Analysis of Breast and Colon Cancer Genes Finds Many Areas of Differences Between Tumors
Researchers from University Hospitals Ireland Cancer Center and Case Western Reserve University School of Medicine are part of a new national study that has analyzed more than 18,000 genes, including 5,000 previously unmapped genes, from breast and colorectal tumors.
The study, published online by the journal Science Xpress on October 11, shows a great number of genetic differences between breast and colon cancer tumors, leading the researchers to conclude that new drugs must be developed that can hit these newly identified genetic targets in a manner specific to each different individuals' tumor.

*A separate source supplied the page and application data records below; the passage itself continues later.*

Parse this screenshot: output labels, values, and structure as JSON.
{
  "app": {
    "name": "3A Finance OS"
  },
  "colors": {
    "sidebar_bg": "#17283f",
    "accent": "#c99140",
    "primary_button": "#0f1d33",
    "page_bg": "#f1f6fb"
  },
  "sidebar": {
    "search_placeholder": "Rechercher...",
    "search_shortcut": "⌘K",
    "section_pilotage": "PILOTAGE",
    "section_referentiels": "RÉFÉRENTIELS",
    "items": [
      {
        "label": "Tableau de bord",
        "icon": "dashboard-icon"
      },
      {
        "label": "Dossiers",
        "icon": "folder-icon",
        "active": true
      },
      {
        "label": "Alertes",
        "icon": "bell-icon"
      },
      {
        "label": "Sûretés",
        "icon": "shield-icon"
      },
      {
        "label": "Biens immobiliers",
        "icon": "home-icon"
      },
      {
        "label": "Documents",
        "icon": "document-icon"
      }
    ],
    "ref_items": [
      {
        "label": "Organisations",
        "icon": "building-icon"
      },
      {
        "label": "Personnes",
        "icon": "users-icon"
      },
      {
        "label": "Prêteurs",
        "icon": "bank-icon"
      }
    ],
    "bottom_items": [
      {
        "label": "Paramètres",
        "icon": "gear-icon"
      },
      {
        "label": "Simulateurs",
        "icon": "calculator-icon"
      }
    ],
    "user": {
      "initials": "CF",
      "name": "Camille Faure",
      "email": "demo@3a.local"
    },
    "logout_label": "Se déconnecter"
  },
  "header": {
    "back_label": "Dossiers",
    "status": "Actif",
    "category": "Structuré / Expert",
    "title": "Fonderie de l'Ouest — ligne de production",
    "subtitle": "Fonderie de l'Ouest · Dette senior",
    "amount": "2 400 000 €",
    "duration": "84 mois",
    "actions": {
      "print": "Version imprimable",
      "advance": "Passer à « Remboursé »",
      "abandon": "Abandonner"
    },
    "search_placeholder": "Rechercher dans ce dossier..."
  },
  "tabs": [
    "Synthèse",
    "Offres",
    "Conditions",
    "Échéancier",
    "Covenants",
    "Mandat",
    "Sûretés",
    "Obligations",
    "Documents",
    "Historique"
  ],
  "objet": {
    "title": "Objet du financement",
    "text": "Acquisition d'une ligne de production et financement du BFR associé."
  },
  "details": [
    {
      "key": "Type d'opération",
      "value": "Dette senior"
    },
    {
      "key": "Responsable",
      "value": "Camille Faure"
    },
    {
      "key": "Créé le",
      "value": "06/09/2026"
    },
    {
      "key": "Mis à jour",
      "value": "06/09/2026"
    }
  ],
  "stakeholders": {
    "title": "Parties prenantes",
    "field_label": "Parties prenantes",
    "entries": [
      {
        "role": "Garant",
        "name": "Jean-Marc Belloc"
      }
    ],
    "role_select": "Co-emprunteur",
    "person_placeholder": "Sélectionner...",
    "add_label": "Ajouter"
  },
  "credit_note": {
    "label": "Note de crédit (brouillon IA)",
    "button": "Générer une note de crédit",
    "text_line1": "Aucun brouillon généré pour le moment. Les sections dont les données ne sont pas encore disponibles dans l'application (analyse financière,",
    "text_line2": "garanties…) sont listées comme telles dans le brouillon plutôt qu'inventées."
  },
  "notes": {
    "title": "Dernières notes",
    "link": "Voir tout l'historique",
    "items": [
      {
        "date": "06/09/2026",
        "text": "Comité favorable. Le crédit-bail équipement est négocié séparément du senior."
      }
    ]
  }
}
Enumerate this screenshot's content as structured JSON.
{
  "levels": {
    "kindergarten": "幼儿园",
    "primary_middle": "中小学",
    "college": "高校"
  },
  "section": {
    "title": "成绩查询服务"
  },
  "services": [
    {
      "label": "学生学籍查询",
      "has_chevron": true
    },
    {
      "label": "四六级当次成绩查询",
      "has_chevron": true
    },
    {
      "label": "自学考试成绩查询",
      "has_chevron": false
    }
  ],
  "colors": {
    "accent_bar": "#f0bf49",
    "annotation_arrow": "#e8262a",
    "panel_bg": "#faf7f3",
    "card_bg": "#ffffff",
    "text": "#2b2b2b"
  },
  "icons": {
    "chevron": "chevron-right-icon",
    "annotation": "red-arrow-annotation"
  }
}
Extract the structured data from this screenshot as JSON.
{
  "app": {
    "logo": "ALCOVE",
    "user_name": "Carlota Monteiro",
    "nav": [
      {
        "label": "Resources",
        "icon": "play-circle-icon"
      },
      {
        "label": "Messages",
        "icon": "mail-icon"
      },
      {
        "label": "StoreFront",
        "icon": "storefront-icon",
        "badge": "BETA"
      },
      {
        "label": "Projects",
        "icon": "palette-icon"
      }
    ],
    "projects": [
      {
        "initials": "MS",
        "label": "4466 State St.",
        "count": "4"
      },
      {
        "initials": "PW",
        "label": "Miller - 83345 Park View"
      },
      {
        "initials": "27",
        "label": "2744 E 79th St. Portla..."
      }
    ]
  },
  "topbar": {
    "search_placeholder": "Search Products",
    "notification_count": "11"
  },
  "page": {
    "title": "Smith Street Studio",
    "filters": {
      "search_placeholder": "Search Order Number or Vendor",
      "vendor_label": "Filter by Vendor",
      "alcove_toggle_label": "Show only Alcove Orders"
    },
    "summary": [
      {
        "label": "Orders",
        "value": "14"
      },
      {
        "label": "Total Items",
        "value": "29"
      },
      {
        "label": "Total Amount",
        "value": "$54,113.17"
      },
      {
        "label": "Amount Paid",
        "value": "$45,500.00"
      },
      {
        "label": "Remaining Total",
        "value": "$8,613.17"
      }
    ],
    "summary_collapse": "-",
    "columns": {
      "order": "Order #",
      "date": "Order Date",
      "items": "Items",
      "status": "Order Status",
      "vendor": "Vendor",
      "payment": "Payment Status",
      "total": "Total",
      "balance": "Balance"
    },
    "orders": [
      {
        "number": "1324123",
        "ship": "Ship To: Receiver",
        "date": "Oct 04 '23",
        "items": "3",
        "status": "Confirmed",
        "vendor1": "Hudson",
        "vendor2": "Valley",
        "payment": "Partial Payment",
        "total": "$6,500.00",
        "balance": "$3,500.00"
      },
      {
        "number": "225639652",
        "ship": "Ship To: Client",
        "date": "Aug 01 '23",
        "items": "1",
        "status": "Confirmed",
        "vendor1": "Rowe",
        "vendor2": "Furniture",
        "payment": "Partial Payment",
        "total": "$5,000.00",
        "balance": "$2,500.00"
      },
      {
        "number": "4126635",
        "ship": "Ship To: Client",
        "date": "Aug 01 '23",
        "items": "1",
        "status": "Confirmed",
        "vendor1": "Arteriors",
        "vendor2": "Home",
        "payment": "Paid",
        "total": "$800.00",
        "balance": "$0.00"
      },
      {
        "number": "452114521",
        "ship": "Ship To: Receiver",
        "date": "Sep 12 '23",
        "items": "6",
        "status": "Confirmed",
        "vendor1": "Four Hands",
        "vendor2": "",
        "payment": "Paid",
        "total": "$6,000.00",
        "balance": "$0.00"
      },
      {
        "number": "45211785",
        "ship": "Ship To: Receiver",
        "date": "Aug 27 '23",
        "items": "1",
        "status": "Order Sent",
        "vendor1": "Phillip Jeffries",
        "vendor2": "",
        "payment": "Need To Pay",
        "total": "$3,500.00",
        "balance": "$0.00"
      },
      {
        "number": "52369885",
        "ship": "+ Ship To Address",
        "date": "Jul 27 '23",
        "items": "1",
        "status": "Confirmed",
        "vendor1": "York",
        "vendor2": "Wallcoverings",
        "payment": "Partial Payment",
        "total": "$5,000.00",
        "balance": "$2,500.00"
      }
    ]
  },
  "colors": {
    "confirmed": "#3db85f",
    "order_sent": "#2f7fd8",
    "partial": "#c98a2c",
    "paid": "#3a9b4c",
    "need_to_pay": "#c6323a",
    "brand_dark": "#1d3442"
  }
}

Sanford Markowitz, the Ingalls Professor of Cancer Research at the UH Ireland Cancer Center and Case Western Reserve University, said, "The new insights gained are important in that they indicate there is great genetic diversity from one tumor to the next. Only a handful of genes are common targets for damage, and it will accordingly be necessary to develop a panel of drugs that target specific mutant genes in order to be able to provide individualized cancer treatment to different individual patients." Read more.
ITS Focuses on Computer Security Issues
October is National Cyber Security Awareness Month and the opportunity for anyone who owns or uses a personal computer to take steps to ensure that their systems and information therein is secure against potential viruses, identity fraud or other online crime. Using the theme, "Protect yourself before you connect yourself," the Case Western Reserve University Information Technology Services (ITS) office this year announced a change in policy for the use of social security numbers in administrative processes and IT systems. Read more.
The K12 Multidisciplinary Clinical Research Training Program (MCRTP) was developed as part of the NIH Roadmap initiative to "re-engineer the clinical research enterprise." The Case-Cleveland Clinic MCRTP seeks candidates to fill five Clinical Research Scholar positions beginning July 2008. Qualified candidates will hold a medical degree, doctorate degree, or equivalent, and will have demonstrated interest in careers that focus on patient-oriented or translational research. Online applications will be accepted until November 7.
The 1-2-1 Fitness "Choose to Lose: Holiday Trim Down," an eight-week weight loss program continues through December 10. Session includes health assessment, personal training, dietitian, group sessions and unlimited access to the center. Space is limited. For fee information and to register, call 368-1121 or send e-mail to Bryn Mota.
For Faculty & Staff
The Staff Advisory Council (SAC) Community Service Committee is sponsoring its seventh annual SAC Basket Raffle fund raiser in conjunction with the Benefits Fair on November 13. Individuals, campus departments and offices can begin to prepare baskets to be raffled during the fair. Commitments are due October 22. Last year's raffle raised $6,000 for the Hunger Network of Cleveland. This year, all proceeds will benefit Restore Cleveland Hope for the Cozad-Bates House Restoration Project/Education Center. Alumna and author Joan Southgate (SAS '54) is leading the effort to convert the site into an education center. For details, send e-mail to the committee, or call Michelle Saafir, 368-3185 or Rhonda Peoples, 368-5109.
The Writing Resource Center is offering its second workshop for students this semester from 12:30 to 1:45 p.m., October 19 in Nord Hall, Room 410. The program will address academic citation practices. The last workshop on portfolio planning with be held on November 16. Direct questions to the center via e-mail.
Theda Skocpol, a professor of government and sociology at Harvard University, will give the ACES Advanced Distinguished Lectureship, "What a Mighty Power We Can Be: African American Fraternal Groups and the Struggle for Equal Rights," from 4-5:30 p.m., October 25, in the Allen Memorial Medical Library's Ford Auditorium. Sponsored by the university's Academic Careers in Engineering & Science (ACES) program, in conjunction with the Department of Political Science and the College of Arts and Sciences.
The next Friday Public Affairs discussion will feature Alton Melton, section head, pediatric allergy and immunology, Cleveland Clinic Children's Hospital, on "The Prevalence of Peanut Allergies." Free, 12:30-1:30 p.m., October 19 in the Inamori Center, Crawford Hall, Room 9.